I really like some of the concepts and frameworks offered by Kim and Mauborgne in their best-selling book, Blue Ocean Strategy. However, I think they do a disservice to themselves by positioning their framework against Michael Porter's classic work on strategy. To me, they set up a straw man for the purpose of making their argument more interesting and provocative, but it's not an accurate depiction of Porter's ideas. Moreover, some of the assertions they make simply don't hold water. For instance, they hold up Southwest Airlines as one of their examples, yet how can one possible argue that they are an example of a firm that has achieved both low cost and differentiation? Remember, in Porter's framework, differentiation does NOT mean simply being different. It means charging a price premium, and in so doing, driving a wider wedge between willingness to pay and cost than the average industry rival. Southwest clearly is not about differentiation in that sense. They are a classic low cost competitor.
In their work, Kim and Mauborgne use Curves, the women's fitness center, as one of their examples of a blue ocean strategy.
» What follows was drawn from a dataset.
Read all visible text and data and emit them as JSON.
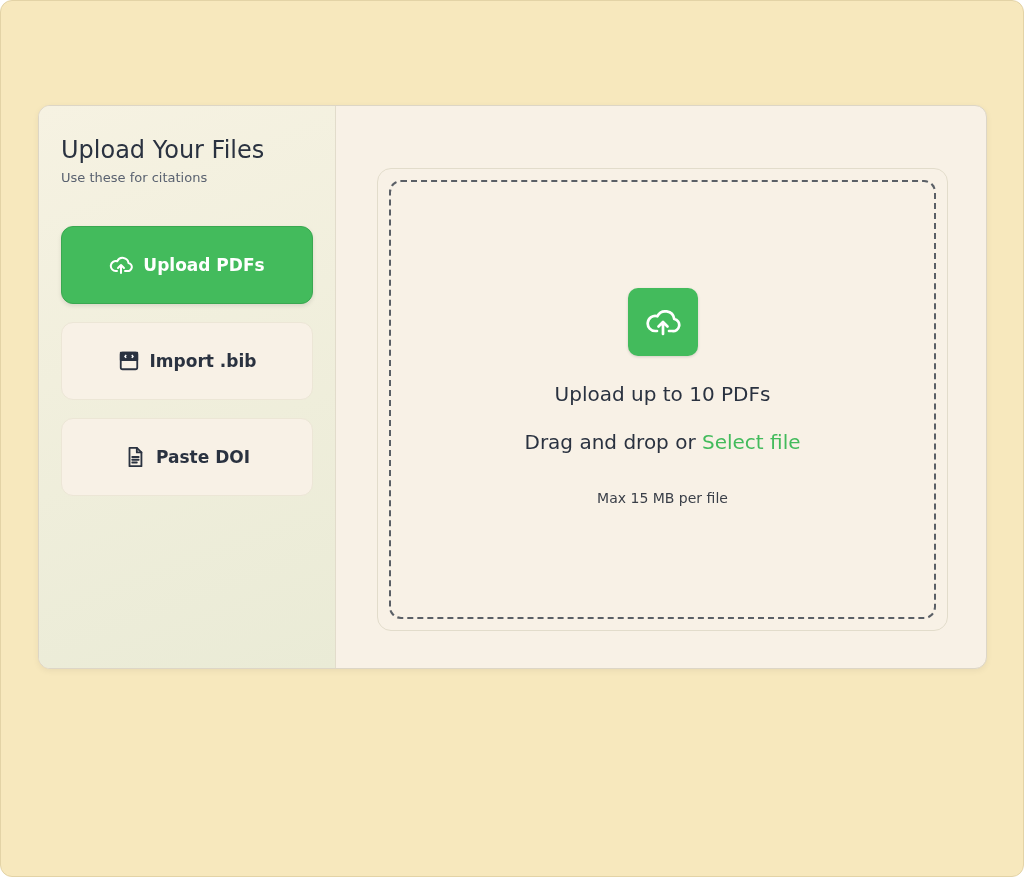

Yet, today, we read in the Wall Street Journal that Curves has hit hard times. The firm has closed roughly 1/3 of its outlets in the past three years. What's interesting to me is that I've often taught a case study about the fitness center industry as a mechanism for introducing Porter's five forces framework of industry analysis. Using that framework, one concludes rather quickly that the fitness center industry is a horrible one. It's incredibly unattractive. It seems, then, that the unattractive industry structure has overwhelmed the "blue ocean" aspects of the Curve strategy. Perhaps Porter's framework is more useful than Kim and Mauborgne care to acknowledge.
It reminds me of a great quote from Warren Buffett: "When a manager with a reputation for brilliance tackles a business with a reputation for bad economics, the reputation of the business remains intact."